Two recent studies provided information on the transmission of bacteria from mother to newborn.
The first one, from Milani et al., found with PCR analysis of the mother’s stool and milk samples and of the infant’s stool samples, that a Bifidobacterium breve and Bifidobacterium longum subsp. longum strain were transmitted from mother to child, and were persistent in the child’s gut 6 months later.
The second study, from Dotterud et al., used 16S ribosomal RNA in a randomized controlled trial to confirm that probiotic strains given in milk to pregnant women from 36 weeks of gestation to 3 months postnatally (while breastfeeding) were present in the mother’s own stool. One of the probiotic strains was recovered in the stool of the children at 10 days and 3 months of age, but there were no differences between the gut microbiota of the children in the control group and those in the probiotic group at 1 and 2 years of age. The authors concluded that there was no long-term vertical transmission of the probiotic strains.
Milani C, Mancabelli L, Lugli GA, Duranti S, Turroni F, Ferrario C, Mangifesta M, Viappiani A, Ferretti P, Gorfer V, Tett A, Segata N, van Sinderen D, & Ventura M. Exploring vertical transmission of bifidobacteria from mother to child. Appl Environ Microbiol. 2015 Jul 31. pii: AEM.02037-15. [Epub ahead of print]

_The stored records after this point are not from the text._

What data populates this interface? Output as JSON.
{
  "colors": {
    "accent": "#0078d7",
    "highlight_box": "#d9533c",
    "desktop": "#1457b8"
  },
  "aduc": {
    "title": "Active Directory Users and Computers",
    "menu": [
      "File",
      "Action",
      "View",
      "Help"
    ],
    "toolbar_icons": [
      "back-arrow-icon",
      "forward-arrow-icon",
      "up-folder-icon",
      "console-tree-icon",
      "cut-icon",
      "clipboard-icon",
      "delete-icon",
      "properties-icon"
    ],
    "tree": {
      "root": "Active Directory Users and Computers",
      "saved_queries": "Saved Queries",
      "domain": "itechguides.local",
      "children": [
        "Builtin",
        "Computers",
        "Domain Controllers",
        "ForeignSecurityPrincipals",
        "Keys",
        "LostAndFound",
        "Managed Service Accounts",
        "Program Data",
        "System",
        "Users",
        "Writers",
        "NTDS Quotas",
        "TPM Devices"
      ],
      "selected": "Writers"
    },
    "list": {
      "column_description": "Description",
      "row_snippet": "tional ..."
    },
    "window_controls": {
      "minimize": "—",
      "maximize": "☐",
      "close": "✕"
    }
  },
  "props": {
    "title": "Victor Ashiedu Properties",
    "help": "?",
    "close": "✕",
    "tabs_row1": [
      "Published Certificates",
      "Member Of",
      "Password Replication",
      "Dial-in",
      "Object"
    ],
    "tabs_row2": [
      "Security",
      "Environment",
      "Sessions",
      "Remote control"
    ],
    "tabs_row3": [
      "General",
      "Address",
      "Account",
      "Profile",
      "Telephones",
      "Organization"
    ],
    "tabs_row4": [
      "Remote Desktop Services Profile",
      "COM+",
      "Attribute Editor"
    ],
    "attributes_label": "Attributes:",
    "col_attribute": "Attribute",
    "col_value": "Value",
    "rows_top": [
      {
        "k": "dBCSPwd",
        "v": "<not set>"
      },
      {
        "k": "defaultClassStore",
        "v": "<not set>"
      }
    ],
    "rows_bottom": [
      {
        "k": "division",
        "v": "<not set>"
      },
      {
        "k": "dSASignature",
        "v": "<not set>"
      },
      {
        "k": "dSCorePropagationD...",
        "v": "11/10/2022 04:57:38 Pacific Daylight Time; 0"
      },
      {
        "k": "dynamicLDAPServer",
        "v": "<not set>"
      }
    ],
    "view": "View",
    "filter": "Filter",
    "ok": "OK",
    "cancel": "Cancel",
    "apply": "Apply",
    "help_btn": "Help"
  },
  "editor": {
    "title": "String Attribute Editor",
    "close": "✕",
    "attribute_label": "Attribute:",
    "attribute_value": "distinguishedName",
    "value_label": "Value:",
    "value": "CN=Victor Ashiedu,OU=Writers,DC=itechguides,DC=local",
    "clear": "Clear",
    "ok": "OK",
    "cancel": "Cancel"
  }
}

Dotterud CK, Avershina E, Sekelja M, Simpson MR, Rudi K, Storrø O, Johnsen R, & Øien T. Does Maternal Perinatal Probiotic Supplementation Alter the Intestinal Microbiota of Mother and Child? J Pediatr Gastroenterol Nutr. 2015 Aug;61(2):200-7. doi: 10.1097/MPG.0000000000000781.